Extracted information:
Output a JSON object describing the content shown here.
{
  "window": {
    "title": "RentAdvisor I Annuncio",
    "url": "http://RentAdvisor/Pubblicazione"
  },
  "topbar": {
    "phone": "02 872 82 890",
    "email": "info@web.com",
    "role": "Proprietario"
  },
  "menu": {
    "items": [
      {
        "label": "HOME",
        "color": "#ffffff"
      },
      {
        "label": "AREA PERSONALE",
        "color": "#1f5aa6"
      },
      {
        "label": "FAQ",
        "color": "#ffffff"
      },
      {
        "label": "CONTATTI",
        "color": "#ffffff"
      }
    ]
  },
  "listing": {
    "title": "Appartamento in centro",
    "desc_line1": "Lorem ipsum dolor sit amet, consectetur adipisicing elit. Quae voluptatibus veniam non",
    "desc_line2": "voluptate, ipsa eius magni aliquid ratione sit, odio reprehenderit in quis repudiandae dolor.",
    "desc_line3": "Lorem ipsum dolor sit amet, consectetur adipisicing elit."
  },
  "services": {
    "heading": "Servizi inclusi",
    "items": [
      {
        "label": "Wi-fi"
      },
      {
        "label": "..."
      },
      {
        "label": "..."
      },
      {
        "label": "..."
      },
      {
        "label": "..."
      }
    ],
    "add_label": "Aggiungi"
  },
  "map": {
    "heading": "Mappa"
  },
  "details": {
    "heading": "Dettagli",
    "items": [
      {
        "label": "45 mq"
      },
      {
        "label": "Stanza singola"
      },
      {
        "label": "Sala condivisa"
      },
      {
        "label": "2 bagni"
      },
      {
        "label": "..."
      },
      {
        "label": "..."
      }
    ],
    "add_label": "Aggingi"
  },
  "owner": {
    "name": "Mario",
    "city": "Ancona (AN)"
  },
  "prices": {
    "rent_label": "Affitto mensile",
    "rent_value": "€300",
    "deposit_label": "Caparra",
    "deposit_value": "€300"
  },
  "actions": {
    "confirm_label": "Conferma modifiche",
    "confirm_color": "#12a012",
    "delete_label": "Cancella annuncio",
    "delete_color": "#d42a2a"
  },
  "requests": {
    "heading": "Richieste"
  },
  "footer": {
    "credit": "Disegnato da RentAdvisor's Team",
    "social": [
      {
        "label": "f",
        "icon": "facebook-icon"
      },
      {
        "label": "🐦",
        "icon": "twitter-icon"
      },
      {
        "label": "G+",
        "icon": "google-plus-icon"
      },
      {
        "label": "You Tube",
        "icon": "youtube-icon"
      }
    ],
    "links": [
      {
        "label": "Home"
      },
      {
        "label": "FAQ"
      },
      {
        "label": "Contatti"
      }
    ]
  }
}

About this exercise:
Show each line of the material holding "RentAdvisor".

Task response:
    "title": "RentAdvisor I Annuncio",
    "url": "http://RentAdvisor/Pubblicazione"
    "credit": "Disegnato da RentAdvisor's Team",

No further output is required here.